Bailey, who served in Vietnam, urged them to "set common goals and enumerate common principles" toward overthrowing Hanoi, but those have yet to emerge.
"The divisions are around leaders or ideas, whether focus on helping the boat people or on helping the resistance, also along religious or geographical lines," Le Thi Anh said. "Every Vietnamese wears a label . . . . Nobody dares to call a meeting because the other groups won't come."
Among the largest organizations attending were the original officers' group, the Vietnamese Soldiers' Force; the Democratic Coalition, based in Boston; the Hoa Hao from Vietnam, and the Overseas Forces for the Liberation of Vietnam, whose leader, Vo Dai Ton, was arrested in 1981 in Vietnam. He is widely regarded as a patriotic hero.
Hoang's group was the largest of several that did not attend. "The communists are always trying to paint us as U.S. puppets, and that is partly why we did not go," said Nguyen X.
But Le Thi Anh is working toward another gathering in April at which the factions will try once more to choose leaders and agree on action. She said "a Southeast Asian government" had agreed to help finance a radio station that would broadcast propaganda into Vietnam and that many other joint efforts were possible.
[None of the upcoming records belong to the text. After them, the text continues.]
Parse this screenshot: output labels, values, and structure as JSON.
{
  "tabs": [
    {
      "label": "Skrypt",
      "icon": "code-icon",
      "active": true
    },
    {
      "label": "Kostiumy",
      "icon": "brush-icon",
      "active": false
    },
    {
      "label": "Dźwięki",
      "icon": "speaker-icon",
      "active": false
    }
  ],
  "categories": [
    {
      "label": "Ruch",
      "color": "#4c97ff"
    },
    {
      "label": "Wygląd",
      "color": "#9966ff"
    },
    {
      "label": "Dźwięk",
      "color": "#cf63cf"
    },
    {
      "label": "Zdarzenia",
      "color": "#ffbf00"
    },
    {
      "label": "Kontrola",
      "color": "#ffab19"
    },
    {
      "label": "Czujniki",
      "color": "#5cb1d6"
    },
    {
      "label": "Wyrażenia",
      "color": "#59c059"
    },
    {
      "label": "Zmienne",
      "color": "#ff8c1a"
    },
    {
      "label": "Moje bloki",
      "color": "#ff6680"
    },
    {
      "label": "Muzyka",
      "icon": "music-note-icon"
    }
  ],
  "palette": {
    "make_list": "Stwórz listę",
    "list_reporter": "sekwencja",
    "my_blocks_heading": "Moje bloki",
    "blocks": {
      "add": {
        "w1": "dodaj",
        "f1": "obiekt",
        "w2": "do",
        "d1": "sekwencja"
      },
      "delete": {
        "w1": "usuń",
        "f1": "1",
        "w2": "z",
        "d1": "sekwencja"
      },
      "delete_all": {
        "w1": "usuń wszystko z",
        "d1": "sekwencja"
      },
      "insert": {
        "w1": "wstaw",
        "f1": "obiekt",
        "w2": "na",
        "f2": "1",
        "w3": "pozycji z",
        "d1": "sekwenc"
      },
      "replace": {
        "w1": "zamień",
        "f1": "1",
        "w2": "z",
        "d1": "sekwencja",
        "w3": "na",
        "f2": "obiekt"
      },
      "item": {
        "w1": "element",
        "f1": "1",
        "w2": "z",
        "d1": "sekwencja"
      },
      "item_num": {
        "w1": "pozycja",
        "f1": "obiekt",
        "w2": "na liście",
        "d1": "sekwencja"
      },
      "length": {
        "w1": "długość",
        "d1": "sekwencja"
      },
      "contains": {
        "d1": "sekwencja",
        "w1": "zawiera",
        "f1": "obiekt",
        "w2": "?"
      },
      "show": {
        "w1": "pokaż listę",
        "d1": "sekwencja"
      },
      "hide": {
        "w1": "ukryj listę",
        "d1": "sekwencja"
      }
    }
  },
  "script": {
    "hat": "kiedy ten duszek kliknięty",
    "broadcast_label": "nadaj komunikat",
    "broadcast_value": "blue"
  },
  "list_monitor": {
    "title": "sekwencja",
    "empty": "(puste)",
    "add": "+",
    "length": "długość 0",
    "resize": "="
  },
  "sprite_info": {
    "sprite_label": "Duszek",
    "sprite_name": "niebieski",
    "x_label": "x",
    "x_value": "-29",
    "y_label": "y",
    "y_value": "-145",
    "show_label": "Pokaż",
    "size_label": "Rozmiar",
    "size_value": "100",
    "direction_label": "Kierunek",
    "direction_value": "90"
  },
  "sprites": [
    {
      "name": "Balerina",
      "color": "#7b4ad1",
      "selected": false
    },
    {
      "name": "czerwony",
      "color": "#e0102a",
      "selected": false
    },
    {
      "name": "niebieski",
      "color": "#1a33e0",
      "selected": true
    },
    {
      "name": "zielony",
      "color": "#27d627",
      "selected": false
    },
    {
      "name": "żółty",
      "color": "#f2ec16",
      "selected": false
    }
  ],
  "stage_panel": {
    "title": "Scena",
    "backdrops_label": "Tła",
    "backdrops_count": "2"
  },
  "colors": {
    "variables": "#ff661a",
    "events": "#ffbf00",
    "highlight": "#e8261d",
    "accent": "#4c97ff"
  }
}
"We have no shadow coalition government here as they do in Laos and Cambodia," she said, "and we cannot form one just as a party of groups. We must see the liberation of Vietnam in the context of the liberation of those countries. None of us can do it alone.''